What If Estate Is Beneficiary of an IRA
Please Share!
It may sound like it makes sense, and it might be easier than picking a person (or two) to name, however there are some serious downsides to naming your estate as the beneficiary for your IRA.

Usually, when an estate planning attorney comes across an estate named as a beneficiary, all they can do is shake their heads. It’s already too late to make any changes, and, in most cases, the results are bad. A recent article from Kiplinger warns, “Don’t Name Your Estate as Your IRA Beneficiary.”

This usually occurs because the person was in a hurry or didn’t know better. They don’t know who should become the beneficiary and are advised to write down their estate to move the application process along.
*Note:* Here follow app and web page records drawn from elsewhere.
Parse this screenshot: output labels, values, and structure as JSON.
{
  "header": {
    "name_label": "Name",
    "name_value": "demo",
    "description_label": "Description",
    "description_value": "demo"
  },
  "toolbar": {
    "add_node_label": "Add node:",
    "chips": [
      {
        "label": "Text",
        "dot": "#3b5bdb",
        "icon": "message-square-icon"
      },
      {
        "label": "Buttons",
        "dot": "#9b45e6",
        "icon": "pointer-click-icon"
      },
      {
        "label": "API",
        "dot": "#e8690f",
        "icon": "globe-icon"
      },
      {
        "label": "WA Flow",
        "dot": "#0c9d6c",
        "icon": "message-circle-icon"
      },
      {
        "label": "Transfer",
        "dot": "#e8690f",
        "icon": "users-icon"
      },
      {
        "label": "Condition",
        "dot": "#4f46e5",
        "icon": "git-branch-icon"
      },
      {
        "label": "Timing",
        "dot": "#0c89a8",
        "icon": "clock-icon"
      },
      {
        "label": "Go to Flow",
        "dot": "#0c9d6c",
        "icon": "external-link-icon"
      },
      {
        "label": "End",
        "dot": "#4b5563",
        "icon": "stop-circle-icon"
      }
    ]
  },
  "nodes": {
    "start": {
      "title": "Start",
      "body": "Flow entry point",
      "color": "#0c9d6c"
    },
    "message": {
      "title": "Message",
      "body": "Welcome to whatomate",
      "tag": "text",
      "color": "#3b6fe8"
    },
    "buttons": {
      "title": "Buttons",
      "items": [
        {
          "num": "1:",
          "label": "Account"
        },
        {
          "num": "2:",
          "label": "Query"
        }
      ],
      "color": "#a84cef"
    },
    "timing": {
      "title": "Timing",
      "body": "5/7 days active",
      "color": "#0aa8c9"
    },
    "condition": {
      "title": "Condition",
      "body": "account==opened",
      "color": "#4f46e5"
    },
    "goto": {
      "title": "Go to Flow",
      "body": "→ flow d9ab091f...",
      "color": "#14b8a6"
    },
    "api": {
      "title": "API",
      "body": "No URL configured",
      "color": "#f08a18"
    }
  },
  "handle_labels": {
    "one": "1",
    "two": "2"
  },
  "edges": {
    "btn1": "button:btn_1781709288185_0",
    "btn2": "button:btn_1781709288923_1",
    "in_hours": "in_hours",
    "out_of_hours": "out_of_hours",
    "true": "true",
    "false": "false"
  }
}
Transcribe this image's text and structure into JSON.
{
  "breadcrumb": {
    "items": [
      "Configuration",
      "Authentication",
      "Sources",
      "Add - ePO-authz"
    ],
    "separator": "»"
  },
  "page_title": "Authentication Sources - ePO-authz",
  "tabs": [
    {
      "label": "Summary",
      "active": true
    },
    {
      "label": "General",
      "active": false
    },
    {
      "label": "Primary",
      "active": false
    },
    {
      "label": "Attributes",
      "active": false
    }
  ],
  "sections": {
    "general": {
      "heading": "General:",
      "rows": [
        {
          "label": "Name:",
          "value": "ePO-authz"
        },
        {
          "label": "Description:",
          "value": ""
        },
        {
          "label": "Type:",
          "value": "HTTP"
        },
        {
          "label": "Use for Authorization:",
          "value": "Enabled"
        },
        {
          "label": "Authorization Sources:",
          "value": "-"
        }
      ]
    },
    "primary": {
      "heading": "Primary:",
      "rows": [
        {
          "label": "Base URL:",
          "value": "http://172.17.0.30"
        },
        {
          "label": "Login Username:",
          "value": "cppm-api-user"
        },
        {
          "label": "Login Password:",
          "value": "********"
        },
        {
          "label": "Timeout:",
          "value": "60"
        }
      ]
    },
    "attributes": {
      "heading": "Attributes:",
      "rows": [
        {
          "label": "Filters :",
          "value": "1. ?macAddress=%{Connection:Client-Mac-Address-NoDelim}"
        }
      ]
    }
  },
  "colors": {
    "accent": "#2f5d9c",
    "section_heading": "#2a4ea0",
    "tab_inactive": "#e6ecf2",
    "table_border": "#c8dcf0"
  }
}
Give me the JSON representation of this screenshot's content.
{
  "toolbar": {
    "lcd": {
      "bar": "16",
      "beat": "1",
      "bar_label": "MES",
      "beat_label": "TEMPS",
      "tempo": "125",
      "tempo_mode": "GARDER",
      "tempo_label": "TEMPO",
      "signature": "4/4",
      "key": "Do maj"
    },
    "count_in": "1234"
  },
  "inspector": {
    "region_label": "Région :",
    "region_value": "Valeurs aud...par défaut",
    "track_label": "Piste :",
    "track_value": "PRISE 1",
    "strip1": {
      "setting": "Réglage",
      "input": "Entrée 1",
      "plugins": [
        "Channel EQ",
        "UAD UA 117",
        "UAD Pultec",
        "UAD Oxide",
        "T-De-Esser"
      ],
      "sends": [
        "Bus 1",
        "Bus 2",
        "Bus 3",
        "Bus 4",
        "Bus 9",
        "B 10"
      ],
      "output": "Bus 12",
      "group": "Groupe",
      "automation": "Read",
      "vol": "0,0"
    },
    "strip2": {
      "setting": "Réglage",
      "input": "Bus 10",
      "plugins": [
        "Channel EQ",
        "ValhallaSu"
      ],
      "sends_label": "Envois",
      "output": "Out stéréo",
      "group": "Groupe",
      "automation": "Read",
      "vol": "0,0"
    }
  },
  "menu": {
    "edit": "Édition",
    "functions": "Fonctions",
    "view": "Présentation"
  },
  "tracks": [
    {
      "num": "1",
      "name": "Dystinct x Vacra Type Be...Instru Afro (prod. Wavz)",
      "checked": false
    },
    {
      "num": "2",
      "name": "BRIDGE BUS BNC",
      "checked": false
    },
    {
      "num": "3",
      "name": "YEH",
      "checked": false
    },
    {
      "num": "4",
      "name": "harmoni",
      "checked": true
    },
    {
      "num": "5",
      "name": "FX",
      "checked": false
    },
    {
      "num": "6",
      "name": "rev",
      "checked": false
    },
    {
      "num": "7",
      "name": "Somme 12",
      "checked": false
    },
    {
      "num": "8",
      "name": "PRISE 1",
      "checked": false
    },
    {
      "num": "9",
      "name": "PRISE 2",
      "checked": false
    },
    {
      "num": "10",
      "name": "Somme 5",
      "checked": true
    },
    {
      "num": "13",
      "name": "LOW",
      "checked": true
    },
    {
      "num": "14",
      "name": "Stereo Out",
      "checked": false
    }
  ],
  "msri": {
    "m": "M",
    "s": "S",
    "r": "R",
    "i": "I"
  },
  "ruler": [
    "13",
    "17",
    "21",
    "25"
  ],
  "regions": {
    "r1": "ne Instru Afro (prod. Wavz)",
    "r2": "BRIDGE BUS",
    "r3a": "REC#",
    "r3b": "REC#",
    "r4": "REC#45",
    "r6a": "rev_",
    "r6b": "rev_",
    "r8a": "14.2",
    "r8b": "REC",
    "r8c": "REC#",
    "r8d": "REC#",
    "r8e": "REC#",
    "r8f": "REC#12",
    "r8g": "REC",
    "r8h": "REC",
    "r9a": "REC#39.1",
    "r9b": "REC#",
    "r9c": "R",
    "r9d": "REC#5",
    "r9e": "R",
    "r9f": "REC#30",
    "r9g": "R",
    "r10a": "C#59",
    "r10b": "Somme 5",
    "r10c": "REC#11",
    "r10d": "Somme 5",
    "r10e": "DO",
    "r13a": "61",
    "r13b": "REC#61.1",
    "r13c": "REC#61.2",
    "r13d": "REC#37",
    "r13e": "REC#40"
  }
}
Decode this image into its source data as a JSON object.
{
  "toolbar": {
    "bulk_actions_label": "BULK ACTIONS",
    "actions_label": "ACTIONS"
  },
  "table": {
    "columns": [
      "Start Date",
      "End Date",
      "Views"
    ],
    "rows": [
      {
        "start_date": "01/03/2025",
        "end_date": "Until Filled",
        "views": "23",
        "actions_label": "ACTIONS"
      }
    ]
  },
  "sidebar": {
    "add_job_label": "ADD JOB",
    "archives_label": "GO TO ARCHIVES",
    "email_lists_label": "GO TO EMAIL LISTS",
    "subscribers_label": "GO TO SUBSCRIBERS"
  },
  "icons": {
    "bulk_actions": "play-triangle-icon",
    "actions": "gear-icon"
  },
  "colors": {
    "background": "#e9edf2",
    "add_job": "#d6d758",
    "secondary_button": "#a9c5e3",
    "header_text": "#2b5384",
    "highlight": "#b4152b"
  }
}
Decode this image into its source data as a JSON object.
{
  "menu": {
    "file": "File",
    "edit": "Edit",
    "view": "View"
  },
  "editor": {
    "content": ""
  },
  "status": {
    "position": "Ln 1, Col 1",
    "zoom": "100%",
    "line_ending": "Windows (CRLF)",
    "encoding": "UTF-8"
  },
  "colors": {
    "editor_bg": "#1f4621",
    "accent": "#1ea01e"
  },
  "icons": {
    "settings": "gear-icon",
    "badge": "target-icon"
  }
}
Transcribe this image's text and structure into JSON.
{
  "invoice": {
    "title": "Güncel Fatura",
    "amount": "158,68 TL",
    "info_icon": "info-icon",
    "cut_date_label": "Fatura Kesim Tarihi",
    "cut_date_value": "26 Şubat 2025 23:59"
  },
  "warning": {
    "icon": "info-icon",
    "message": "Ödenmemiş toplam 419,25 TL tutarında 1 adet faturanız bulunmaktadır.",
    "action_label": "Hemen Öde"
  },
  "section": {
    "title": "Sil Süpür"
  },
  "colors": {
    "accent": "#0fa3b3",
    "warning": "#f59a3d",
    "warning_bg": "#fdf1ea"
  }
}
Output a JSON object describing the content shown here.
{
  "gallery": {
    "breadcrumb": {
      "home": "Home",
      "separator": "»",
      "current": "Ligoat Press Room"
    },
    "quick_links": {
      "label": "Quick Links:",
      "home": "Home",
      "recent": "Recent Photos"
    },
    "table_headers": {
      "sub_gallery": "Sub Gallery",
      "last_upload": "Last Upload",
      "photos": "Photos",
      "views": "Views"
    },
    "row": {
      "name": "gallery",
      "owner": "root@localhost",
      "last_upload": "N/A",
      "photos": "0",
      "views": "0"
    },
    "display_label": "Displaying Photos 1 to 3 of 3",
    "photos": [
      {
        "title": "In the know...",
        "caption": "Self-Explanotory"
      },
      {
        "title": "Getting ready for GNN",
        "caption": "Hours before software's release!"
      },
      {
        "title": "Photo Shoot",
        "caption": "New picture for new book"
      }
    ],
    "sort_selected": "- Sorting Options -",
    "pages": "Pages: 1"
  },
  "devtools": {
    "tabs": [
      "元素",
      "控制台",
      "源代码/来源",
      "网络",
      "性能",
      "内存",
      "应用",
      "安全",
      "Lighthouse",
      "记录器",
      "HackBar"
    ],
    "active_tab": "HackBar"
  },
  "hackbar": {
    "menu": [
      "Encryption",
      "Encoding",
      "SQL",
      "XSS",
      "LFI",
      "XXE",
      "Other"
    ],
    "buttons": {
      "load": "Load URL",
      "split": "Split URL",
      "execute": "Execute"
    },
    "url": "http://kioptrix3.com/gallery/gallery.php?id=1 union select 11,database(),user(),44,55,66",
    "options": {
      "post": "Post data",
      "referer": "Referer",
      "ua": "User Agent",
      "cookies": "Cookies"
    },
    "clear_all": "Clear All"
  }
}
The problem comes after years, the account owner dies, and the beneficiary designation is revealed.

The SECURE Act eliminated what was once known as the “Stretch IRA,” where beneficiaries could take withdrawals based on an IRS life expectancy table. The SECURE Act changed how IRA distributions are made, and with a few exceptions, beneficiaries have ten years to empty the account.

The people not subject to the ten-year rule include surviving spouses, disabled individuals, chronically ill individuals, and individuals within ten years of age of the original owner.

One additional exception is minor children, until they reach the age of majority, they too must empty the IRA in ten years’ time.

Estates may not use the ten-year rule. They must distribute the funds in an even shorter period: five years. There are several reasons to avoid this:

  • The shorter the withdrawal period, the higher the potential for higher taxes.
  • Higher-income levels can lead to higher Medicare charges.
  • Higher-income levels can also lead to more taxes on Social Security income.
  • Assets left directly to a named beneficiary have some protection against creditors.
  • Assets in your estate have no protection at all against creditors.
  • Higher administration costs for probate fees, legal fees, etc.
  • Increased potential for a disgruntled heir to challenge your will.

The problem is solvable if you act while you are living. Start by reviewing your accounts and identifying beneficiary designations. If you can’t find the beneficiary form, contact the institution, get a new one, complete it and submit it.

Reviewing beneficiaries is something to be done every three to five years when you check your estate plan. Don’t leave this to the last minute—take care of it now.

Reference: Kiplinger (July 27, 2022) “Don’t Name Your Estate as Your IRA Beneficiary”